- Opening Delimiter -

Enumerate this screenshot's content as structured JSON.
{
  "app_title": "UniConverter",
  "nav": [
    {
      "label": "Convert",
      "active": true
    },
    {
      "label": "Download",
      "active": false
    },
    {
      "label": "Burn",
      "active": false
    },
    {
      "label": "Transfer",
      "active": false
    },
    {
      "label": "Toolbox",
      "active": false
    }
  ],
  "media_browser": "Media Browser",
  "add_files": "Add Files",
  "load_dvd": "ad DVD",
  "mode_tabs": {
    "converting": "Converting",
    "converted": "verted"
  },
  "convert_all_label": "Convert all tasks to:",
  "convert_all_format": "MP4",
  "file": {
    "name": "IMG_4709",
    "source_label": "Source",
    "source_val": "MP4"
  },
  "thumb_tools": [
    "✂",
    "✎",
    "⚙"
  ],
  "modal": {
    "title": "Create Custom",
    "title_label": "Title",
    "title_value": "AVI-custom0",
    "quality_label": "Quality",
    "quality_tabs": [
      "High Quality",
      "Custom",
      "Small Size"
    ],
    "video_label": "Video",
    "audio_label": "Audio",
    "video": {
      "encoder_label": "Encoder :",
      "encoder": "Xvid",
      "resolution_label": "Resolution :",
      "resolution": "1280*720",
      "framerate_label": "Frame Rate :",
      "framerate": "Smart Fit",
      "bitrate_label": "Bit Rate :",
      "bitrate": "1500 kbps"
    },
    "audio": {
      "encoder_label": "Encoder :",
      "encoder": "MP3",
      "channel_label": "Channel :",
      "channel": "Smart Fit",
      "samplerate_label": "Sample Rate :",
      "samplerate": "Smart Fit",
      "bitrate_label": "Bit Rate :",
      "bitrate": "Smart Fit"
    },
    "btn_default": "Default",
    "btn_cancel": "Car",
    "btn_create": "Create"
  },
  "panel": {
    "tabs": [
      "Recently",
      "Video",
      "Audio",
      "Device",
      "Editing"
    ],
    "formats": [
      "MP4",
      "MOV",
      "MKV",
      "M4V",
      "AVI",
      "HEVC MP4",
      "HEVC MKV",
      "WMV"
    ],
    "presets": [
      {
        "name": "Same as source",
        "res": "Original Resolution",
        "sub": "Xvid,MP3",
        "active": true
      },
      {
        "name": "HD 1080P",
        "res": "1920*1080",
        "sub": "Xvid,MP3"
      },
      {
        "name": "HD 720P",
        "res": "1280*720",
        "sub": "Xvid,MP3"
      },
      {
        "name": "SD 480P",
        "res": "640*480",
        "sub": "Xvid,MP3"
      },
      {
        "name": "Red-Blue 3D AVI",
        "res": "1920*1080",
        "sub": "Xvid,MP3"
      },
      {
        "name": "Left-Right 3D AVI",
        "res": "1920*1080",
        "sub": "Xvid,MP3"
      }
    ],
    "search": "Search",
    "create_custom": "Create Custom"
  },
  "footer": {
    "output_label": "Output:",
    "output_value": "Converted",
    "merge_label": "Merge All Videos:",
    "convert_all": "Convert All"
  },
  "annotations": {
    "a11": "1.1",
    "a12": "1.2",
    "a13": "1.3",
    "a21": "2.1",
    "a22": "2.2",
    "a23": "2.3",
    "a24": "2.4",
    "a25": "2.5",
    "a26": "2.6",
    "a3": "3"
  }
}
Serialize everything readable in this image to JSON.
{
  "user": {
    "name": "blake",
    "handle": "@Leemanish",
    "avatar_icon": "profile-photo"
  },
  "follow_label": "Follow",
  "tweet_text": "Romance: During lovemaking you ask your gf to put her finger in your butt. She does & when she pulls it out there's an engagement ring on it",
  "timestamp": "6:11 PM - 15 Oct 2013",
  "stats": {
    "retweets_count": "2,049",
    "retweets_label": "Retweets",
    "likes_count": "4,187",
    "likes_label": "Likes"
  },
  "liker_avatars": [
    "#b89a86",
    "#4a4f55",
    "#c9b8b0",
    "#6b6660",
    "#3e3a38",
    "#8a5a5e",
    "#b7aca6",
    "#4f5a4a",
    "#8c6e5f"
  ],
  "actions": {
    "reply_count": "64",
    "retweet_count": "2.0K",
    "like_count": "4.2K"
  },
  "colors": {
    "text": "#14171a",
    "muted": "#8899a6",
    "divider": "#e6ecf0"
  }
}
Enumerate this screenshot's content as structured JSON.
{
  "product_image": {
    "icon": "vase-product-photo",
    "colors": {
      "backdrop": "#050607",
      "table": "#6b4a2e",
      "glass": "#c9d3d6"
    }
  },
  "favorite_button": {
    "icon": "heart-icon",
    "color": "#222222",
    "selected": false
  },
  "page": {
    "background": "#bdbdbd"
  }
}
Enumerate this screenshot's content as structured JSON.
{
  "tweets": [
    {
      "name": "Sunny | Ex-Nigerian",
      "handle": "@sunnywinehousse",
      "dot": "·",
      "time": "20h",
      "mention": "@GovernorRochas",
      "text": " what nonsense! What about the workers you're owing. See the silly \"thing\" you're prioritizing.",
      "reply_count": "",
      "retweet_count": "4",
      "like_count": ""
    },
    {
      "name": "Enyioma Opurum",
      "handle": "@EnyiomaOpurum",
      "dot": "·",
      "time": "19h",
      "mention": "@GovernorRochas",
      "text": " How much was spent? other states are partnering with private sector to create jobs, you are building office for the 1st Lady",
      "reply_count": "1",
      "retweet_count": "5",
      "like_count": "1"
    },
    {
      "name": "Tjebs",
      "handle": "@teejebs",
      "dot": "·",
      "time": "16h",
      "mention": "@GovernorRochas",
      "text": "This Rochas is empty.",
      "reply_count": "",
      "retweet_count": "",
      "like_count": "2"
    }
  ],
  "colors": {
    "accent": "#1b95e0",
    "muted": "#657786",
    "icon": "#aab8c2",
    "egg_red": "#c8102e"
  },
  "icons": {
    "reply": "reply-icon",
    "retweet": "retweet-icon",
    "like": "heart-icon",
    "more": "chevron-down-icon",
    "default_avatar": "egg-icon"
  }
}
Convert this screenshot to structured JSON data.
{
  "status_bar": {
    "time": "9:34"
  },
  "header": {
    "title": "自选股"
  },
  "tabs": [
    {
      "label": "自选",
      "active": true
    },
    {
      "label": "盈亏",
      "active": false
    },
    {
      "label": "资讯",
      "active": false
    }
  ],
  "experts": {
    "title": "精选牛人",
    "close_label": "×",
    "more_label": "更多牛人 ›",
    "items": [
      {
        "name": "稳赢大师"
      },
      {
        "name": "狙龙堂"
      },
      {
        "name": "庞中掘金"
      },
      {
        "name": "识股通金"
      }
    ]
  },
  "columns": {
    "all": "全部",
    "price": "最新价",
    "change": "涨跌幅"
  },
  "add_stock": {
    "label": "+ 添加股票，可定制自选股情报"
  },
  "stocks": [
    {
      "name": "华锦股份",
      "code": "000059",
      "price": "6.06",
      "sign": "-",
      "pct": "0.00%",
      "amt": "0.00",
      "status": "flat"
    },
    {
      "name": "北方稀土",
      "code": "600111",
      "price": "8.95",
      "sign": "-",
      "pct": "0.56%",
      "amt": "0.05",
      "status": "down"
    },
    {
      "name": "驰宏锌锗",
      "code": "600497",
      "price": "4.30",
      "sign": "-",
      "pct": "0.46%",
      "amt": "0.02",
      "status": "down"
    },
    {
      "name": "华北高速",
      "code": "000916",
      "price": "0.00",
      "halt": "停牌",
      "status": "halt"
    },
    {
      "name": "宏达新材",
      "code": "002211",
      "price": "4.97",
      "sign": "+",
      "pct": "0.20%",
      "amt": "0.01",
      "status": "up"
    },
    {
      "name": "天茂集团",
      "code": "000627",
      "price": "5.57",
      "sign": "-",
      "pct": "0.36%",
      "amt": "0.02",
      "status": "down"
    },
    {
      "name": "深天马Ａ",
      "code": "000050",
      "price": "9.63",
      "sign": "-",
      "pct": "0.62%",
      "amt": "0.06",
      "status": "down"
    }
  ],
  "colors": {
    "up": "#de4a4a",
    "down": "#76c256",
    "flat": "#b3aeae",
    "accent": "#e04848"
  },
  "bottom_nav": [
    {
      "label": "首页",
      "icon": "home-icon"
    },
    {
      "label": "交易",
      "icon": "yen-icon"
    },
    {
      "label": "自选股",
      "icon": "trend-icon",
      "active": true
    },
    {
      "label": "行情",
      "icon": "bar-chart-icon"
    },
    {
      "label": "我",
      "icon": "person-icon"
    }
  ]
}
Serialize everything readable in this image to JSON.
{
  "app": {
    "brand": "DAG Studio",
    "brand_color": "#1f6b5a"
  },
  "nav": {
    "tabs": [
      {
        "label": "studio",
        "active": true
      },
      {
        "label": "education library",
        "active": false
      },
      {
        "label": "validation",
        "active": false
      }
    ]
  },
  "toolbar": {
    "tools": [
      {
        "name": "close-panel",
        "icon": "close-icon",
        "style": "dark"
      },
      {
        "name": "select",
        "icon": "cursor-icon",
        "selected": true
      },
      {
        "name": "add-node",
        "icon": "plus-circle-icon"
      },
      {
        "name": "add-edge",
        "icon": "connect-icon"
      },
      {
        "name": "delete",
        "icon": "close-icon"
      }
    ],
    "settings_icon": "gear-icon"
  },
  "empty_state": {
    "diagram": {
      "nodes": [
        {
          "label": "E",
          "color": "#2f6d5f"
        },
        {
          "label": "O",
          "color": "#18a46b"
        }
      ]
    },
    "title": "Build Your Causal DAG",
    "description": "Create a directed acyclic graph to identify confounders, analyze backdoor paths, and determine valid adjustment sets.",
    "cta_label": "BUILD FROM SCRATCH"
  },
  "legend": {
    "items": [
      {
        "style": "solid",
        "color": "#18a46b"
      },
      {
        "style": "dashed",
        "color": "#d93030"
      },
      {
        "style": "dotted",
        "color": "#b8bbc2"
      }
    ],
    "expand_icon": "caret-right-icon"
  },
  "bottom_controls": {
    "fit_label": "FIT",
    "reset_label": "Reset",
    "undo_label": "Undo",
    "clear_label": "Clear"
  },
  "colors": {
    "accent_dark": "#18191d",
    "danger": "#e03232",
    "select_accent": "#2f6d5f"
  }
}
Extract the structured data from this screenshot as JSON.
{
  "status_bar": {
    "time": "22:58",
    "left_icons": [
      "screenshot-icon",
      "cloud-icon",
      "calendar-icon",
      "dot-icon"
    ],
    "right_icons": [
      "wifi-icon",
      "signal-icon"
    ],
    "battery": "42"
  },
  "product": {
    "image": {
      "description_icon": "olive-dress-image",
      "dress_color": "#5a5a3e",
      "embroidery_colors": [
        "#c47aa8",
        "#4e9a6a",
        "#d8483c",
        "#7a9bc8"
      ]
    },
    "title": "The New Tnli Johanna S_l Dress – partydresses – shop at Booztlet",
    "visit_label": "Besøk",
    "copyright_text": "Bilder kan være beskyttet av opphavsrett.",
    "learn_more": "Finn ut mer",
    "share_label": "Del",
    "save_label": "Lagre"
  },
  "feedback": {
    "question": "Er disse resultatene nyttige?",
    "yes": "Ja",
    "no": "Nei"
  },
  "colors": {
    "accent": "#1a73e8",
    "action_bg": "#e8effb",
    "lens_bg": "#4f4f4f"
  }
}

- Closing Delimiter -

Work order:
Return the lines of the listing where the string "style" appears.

Solution:
        "style": "dark"
        "style": "solid",
        "style": "dashed",
        "style": "dotted",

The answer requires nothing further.